▶ **Task statement**
The only thing to report is how many lines of the data contain the word "text".

▶ **Extracted data**

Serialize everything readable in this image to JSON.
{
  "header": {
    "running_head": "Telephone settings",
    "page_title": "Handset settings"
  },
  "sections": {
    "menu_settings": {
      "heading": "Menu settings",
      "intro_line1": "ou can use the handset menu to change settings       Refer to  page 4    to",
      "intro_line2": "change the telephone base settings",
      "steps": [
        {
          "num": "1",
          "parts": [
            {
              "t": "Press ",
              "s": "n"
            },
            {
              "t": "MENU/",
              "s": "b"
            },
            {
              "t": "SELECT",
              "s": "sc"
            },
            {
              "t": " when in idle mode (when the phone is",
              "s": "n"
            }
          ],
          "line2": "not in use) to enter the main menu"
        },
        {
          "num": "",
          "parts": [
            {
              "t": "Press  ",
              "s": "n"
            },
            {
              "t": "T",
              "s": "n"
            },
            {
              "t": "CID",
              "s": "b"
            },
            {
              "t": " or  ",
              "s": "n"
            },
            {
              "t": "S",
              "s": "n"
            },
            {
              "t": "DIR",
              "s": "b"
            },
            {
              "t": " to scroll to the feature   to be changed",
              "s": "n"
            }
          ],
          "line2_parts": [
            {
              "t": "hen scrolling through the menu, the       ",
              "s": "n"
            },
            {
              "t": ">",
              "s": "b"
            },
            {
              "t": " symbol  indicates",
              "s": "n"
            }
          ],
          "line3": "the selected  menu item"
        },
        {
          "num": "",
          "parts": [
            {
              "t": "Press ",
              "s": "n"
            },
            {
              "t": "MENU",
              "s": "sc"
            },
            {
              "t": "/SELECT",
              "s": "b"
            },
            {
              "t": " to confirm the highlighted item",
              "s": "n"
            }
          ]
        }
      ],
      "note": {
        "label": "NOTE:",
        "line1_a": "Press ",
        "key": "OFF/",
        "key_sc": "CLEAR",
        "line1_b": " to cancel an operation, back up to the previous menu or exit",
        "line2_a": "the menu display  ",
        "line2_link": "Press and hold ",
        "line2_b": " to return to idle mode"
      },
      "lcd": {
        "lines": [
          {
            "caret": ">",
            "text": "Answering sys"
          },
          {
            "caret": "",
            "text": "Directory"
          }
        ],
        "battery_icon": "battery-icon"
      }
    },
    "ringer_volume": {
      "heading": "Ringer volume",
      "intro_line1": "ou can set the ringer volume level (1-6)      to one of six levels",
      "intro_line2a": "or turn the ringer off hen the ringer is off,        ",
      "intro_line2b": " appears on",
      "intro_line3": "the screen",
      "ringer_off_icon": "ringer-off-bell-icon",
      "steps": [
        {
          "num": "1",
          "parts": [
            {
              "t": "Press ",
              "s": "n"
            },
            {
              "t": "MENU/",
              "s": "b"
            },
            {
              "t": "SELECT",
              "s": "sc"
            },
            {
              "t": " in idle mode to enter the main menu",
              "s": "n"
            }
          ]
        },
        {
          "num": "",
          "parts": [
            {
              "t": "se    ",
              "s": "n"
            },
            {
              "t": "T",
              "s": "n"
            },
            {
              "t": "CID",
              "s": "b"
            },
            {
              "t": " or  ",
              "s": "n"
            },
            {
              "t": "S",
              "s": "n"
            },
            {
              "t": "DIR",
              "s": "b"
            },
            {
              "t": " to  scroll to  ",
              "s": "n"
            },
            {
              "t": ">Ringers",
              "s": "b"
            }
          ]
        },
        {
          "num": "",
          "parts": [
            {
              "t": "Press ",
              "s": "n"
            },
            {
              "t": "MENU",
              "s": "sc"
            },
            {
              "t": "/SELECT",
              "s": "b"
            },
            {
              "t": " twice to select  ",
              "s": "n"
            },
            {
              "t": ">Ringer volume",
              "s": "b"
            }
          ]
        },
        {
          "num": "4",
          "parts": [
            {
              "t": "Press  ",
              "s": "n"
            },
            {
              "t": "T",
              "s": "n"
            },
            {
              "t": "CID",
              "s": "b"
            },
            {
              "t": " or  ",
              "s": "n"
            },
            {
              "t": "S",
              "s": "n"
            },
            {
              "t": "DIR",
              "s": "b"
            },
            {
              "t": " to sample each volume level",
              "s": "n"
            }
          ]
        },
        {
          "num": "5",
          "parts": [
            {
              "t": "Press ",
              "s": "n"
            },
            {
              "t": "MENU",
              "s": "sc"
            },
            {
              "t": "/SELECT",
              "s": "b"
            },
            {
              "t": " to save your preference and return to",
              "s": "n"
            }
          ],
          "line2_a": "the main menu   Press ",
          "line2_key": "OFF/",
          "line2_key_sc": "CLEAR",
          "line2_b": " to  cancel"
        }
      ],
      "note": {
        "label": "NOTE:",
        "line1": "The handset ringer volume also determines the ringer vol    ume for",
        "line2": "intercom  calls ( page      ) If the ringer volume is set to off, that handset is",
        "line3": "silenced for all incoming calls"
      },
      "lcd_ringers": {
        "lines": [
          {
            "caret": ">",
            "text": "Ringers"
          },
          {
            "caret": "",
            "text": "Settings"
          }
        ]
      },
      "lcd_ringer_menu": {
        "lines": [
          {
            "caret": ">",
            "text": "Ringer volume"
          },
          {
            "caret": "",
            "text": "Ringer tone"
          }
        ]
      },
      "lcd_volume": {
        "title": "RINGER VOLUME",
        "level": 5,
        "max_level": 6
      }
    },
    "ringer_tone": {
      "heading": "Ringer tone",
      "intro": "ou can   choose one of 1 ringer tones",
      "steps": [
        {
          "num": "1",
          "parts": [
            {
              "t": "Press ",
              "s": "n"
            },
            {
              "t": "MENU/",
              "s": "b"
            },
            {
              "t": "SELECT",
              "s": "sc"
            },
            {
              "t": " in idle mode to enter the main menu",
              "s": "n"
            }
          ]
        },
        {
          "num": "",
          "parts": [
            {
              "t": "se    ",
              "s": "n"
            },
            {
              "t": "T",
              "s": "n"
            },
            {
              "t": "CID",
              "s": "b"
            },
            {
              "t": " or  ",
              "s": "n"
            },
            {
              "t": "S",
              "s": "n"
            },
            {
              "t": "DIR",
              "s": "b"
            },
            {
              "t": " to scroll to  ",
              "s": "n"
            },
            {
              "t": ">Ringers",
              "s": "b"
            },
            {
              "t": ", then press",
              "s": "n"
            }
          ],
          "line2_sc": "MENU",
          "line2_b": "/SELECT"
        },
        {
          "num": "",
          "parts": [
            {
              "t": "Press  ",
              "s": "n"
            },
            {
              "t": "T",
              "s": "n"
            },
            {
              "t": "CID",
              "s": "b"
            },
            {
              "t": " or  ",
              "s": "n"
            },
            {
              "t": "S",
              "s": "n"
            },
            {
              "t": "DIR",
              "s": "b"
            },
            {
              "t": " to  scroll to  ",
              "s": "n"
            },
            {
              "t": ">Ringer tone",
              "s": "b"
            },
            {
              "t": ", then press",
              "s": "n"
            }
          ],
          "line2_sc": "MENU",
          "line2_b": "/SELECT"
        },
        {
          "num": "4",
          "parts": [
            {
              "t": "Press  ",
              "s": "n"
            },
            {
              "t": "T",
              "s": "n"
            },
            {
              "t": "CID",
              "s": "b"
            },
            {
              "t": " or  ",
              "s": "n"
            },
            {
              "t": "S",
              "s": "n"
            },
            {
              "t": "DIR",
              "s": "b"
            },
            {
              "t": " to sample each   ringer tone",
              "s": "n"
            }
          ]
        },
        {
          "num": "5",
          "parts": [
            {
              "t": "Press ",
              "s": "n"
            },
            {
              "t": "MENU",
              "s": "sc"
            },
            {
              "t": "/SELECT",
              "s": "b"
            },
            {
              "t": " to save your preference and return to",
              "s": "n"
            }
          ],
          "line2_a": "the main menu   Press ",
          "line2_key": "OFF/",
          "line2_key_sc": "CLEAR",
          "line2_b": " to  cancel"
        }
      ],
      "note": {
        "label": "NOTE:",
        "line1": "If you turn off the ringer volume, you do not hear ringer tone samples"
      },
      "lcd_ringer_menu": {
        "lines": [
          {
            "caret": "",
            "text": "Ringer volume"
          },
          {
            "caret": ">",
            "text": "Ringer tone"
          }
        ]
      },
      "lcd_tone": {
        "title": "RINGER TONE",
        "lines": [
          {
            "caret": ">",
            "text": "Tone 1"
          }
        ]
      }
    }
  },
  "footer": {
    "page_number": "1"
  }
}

▶ **Response to the task**
9